Paul, in writing to the Galatians, is coaching a group of people on how to make the church together.  He warns them: If you go on fighting one another, tooth and nail, all you can expect is mutual destruction.  He encourages them: Those who belong to Christ have crucified their lower nature with its passions and desires.  He empowers them: You are now free to exercise the desires of the Spirit because God has given you a fighting chance to act in love, joy, peace, patience, kindness, goodness, fidelity, gentleness and self-control.

Let’s make the church together.  This church, any church.  Everyone of us comes as an inadequate person, a handicapped person, a vulnerable person, an aching person.  In church we are called to place our handicapped lives alongside the handicapped lives of others and to pray, “Make of us your church together.  Let’s make the church together.”

Who has put his or her hand into yours to make the church together?

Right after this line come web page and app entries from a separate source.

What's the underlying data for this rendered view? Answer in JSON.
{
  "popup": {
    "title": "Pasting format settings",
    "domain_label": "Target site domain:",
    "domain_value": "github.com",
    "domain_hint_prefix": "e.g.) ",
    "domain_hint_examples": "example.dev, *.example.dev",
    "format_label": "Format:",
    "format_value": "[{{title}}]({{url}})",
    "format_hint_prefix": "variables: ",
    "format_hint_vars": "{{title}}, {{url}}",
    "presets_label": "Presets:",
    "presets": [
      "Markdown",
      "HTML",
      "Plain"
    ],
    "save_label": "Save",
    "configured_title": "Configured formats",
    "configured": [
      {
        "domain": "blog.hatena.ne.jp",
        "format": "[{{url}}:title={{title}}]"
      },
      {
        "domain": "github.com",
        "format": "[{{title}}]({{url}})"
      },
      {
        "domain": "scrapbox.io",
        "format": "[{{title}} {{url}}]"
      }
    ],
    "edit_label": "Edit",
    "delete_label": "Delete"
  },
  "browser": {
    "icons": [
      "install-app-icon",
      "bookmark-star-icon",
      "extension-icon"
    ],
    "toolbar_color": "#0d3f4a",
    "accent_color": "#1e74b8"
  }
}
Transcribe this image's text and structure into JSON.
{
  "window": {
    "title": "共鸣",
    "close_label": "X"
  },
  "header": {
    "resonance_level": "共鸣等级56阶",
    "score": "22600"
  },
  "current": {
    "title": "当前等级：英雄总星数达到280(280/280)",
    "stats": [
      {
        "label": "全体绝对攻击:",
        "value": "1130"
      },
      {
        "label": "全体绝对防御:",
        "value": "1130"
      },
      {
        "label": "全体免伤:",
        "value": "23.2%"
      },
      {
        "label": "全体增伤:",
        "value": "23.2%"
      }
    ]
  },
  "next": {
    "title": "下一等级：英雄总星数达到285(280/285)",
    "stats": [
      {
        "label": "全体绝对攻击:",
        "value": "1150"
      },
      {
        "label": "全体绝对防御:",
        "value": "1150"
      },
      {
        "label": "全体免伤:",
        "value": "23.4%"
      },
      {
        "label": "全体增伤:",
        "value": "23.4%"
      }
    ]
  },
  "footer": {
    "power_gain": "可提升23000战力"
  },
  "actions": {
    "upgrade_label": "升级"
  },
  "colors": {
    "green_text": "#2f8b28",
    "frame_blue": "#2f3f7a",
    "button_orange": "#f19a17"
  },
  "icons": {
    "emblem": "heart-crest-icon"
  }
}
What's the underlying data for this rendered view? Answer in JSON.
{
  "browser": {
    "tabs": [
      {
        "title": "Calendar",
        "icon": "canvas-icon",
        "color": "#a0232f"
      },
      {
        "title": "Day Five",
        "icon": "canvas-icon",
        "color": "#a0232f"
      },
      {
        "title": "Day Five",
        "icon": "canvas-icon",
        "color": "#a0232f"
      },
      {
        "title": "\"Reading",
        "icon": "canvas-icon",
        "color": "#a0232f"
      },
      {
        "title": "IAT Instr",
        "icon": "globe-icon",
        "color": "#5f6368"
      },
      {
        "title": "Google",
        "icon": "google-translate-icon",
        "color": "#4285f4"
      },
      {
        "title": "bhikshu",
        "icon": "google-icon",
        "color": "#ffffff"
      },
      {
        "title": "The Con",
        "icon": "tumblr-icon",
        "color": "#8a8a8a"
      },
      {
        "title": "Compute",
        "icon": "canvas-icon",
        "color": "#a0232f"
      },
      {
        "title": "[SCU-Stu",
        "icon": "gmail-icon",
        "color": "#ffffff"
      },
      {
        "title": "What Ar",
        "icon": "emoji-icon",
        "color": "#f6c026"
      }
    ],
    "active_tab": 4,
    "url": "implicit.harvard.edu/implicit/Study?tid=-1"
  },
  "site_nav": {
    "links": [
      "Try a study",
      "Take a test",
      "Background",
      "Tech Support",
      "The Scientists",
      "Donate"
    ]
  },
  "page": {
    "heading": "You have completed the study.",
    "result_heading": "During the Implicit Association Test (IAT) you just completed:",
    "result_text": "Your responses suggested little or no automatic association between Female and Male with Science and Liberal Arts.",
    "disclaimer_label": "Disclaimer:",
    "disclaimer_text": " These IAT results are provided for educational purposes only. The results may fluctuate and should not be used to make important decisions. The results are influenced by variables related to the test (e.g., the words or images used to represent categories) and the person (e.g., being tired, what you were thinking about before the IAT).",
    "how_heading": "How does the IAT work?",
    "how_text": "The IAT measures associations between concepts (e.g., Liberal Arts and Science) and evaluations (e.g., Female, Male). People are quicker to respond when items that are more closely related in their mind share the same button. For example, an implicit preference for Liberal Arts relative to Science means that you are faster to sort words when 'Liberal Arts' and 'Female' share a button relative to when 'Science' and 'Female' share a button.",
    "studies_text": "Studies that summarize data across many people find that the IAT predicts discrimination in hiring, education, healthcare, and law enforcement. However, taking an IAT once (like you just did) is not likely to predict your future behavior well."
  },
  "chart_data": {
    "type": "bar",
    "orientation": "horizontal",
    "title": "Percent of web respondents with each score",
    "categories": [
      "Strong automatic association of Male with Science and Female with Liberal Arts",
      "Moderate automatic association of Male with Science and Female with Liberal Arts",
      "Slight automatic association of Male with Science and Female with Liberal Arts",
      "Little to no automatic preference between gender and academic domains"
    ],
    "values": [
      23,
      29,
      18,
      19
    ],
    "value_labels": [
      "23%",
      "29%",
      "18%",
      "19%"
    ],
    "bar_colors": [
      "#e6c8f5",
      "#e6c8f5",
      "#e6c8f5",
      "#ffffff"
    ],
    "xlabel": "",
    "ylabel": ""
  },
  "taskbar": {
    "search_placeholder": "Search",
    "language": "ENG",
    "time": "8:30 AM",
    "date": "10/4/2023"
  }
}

There have been times in my life when I have wanted to give up.  When I didn’t know where we would get the resources.  When I was out of my depth in solving a problem.  When my spirit was exhausted.  But God has put someone’s hand in my handicap, and we have made the church together.  That’s my story, and I am sure you have one, too.

We make the church together at St. Stephen every time we offer Room in the Inn as we are preparing to begin on July 2.  They need bottled water.  Can you help make the church together?

We make the church together every time we place our offerings in the plate as it is passed each Sunday.  And let me remind you the church is free enterprise in its purest sense.  We receive no government subsidy. We have no assured rate to charge.  We do not compel people to give.  We are dependent on freewill offerings from everybody.  Let’s make the church together.

We make the church together when we take flowers to homebound persons.  We make the church together when we support Tarrant Area Community of Churches, when we support the world mission of the Presbyterian Church, or the Presbyterian Disaster Assistance, or new church development, and a host of things that only by living and working connectionally we can do.  We make the church together when deacons show compassion, elders plan wisely, teachers teach with conviction, young people show up for fellowship and mission.

When we make the church together, we do a unique act of national service.  You may have seen it in the papers.[ii]  Texas ranks critically low in “civic health” in a recently released university study.  We come across as a big, sprawling, generally detached Texas where we don’t vote, don’t call officials or even talk public policy as often as most Americans, and haven’t for decades.  Among the states, we rank in the bottom 10 in two areas: volunteering and in adults donating at least $25 to a church or charity.

The health of our national spirit is improved by people who work together, who help each other, who look out for one another.  When we make the church together, we shape and nurture people to be global citizens, people who rise above fear of the other, who seek a higher goal than national interest, who examine local actions in the light of global outcomes.

We are not here to do things perfectly; we are not here to guarantee that we will accomplish a predicted goal.  Rather, you are here to put your hand in my handicap and my hand in your handicap.  We help people make the church together; we help people do the good thing together; we help people find ways to care genuinely and to receive positively genuine care.  And then we pray and look to God to bring forth abundance from God’s storehouse of blessing.


[i] This illustration is taken from “Brood 2030,” The Economist, May 18, 2013, 16.

[ii] Bud Kennedy, “Texans Shrug Off Study on Civic Health,” Fort Worth Star-Telegram, June 23, 2013, B-1.